LRB Cover
Volume 38 Number 3
4 February 2016

LRB blog 5 February 2016

Inigo Thomas
The Price of Everything

4 February 2016

Dimi Reider
Occupation Inc

3 February 2016

Tomas Casas
Soros in China


21 October 1993

Edward Said
The Morning After

6 March 2014

Andrew O’Hagan
Julian Assange

21 August 2003

Judith Butler
The right to criticise Israel

In the next issue, which will be dated 18 February, a new story by Hilary Mantel, James Meek on austerity, Tim Parks on the Vatican’s irregular finances.


Tuesday 9 February at 7.00 P.M.

The Ministry of Nostalgia: Owen Hatherley

Thursday 25 February at 7.00 P.M.

Fortress Europe: Matthew Carr and Jeremy Harding

Friday 26 February at 7.00 P.M.

LRB Screen: Writer's Choice - Lisa Appignanesi on The Company of Wolves

More Events...

follow the London Review of Books on Twitter
Follow us on Twitter

Ed Miliband

The Inequality Problem

‘What do I see in our future today you ask?

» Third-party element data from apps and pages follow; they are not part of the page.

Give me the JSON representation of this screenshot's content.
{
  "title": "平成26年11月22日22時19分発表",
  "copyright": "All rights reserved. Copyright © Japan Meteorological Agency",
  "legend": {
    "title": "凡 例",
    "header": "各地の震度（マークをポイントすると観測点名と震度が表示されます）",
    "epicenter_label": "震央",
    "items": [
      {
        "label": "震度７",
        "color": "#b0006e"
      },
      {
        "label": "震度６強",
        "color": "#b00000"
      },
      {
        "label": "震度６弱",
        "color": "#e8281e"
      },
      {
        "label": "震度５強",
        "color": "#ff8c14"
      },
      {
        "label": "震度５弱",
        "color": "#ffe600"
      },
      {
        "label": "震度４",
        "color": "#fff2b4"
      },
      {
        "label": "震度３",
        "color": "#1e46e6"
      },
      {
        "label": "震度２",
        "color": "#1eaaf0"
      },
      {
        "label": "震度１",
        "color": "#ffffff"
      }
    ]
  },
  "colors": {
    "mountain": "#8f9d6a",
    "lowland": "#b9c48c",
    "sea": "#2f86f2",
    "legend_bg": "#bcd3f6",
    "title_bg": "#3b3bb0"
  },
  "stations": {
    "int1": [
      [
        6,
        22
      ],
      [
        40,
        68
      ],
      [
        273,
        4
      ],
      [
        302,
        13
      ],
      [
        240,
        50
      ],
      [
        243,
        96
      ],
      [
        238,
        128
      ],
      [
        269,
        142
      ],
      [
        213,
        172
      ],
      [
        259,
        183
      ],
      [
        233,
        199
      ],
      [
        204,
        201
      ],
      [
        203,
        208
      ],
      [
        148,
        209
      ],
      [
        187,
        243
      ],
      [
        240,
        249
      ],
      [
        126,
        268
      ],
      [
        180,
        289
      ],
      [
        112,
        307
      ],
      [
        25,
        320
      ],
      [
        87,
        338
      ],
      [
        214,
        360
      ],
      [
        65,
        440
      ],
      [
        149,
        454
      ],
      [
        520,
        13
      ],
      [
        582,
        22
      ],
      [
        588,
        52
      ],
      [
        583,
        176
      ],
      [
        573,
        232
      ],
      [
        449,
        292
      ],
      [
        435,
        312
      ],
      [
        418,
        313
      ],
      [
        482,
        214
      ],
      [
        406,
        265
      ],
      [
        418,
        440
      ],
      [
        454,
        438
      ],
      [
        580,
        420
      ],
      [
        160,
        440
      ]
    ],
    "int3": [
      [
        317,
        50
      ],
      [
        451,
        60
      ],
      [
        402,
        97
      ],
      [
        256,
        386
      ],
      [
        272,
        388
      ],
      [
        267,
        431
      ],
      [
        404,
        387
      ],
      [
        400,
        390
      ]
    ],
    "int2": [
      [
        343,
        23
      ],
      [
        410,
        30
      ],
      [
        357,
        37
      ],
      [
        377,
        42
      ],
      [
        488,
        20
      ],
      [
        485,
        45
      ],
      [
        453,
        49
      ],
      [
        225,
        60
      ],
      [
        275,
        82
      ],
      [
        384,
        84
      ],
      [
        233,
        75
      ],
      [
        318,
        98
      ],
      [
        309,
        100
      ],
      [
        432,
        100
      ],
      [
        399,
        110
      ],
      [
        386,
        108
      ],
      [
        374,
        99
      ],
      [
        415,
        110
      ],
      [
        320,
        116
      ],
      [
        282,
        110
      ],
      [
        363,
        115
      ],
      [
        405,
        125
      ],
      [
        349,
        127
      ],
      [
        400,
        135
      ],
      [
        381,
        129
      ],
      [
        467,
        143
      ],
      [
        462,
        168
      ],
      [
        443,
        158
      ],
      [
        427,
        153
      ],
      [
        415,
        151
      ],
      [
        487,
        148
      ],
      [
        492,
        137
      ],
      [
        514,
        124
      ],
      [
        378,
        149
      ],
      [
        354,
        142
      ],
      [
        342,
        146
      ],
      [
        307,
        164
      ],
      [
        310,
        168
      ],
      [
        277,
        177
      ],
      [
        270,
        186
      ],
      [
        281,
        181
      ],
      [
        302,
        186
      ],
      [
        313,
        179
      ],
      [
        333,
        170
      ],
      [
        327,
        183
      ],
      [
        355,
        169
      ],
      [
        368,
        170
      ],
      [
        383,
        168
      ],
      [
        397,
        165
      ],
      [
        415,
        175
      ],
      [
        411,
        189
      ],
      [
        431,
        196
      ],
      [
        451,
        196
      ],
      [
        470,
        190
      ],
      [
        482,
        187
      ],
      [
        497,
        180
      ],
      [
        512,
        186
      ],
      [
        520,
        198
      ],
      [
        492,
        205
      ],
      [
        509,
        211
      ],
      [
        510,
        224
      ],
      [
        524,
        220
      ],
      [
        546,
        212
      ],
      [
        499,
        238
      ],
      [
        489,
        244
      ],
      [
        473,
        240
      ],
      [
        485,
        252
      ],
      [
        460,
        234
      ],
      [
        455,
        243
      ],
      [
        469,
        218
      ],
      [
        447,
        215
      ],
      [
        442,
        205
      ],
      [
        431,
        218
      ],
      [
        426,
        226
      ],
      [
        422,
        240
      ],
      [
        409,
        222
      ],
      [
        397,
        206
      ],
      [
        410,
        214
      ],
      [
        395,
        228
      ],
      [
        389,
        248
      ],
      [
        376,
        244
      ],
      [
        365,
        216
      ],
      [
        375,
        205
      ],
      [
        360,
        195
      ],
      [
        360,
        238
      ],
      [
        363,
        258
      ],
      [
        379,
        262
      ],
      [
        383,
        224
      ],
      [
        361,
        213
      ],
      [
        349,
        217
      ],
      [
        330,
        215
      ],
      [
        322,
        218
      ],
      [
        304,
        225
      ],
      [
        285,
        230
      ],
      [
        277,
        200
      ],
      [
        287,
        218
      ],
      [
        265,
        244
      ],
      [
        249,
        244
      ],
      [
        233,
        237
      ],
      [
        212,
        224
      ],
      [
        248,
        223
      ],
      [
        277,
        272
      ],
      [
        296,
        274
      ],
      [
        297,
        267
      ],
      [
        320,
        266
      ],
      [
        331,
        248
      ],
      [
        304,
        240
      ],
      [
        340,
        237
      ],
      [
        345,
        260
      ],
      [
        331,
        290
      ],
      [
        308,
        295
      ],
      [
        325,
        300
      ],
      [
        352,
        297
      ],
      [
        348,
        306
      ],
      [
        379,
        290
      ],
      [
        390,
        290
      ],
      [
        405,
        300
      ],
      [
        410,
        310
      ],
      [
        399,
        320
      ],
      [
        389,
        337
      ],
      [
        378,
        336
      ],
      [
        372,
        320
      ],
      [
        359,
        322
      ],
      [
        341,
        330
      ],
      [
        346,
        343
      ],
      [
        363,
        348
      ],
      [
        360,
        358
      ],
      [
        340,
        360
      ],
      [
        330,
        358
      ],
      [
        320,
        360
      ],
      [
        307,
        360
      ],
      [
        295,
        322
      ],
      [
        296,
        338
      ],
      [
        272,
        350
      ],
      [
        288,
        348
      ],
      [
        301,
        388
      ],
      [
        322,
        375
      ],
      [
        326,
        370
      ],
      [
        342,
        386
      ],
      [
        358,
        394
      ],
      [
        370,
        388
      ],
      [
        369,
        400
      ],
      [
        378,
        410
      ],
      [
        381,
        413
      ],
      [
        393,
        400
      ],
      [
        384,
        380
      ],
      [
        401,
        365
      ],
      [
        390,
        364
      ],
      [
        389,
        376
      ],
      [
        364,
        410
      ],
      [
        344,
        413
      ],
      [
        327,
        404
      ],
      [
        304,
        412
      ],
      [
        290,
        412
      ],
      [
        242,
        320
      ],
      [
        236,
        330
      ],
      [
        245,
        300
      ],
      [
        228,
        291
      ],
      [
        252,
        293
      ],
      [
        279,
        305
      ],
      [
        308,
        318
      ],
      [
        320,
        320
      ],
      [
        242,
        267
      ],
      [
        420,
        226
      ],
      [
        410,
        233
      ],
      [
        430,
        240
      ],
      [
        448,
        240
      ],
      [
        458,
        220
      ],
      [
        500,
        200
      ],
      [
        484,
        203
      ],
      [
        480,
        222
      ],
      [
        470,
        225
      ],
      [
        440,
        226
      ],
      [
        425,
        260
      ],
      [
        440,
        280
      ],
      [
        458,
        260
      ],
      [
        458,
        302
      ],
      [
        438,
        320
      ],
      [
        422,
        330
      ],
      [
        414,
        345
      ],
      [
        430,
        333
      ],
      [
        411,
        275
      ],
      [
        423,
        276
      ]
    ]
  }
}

I see pitchforks, as in angry mobs with pitchforks, because while … plutocrats are living beyond the dreams of avarice, the other 99 per cent of our fellow citizens are falling farther and farther behind.’ Who said this? Jeremy Corbyn? Thomas Piketty? In fact it was Nick Hanauer, an American entrepreneur and multibillionaire, who in a TED talk in 2014 confessed to living a life that the rest of us ‘can’t even imagine’. Hanauer doesn’t believe he’s particularly talented or unusually hardworking; he doesn’t believe he has a great technical mind. More

Joost Hiltermann

The Iran-Iraq War

Predicting what will start a war, and when, is an unrewarding business. Long-term trends (‘causes’) are often clear enough, but not the proximate causes, or triggers. We can assess the comparative significance of competition for resources, hunger for power, the nature of political systems, the psychology of leaders. What precipitates a conflict, though, may be a sudden, unforeseen event: an accident, misreading or miscalculation, or a temperamental leader’s flash of hubris. Often, of course, it is a combination of such things. More

Lana Spawls

What a Junior Doctor Does

Although the second strike has been suspended for more talks to take place, the mood among doctors is pessimistic. The first round of negotiations gave us some hope, but the government has proved belligerent. Why is it so determined to impose this contract? The desire to remove pay progression across the public sector – it has already done so for teachers – is one motive. The UK already spends a smaller proportion of GDP on public healthcare than many countries, although it has a much bigger workforce, and it’s hard not to see this as yet another move towards a part-privatised NHS. More

Jonathan Meades

Designs for the Third Reich

Luc Tuymans’s painting The Walk shows Hitler and Speer silhouetted in early evening light on the Obersalzberg. The photograph that the painting is based on is mute. Tuymans’s manipulation of it is anything but. His Hitler, the Führer, the guide, is indeed guiding, just. He is stumbling awkwardly towards the last of the light while the upright Speer holds back, following certainly, but cautiously, tentatively, allowing his idol and besotted patron first dibs on divining the future – which may prove to be less golden than the sun’s shafts seem to promise. What if the guide has lost his touch? More

Short Cuts
Thomas Meaney

Around Here
Alice Spawls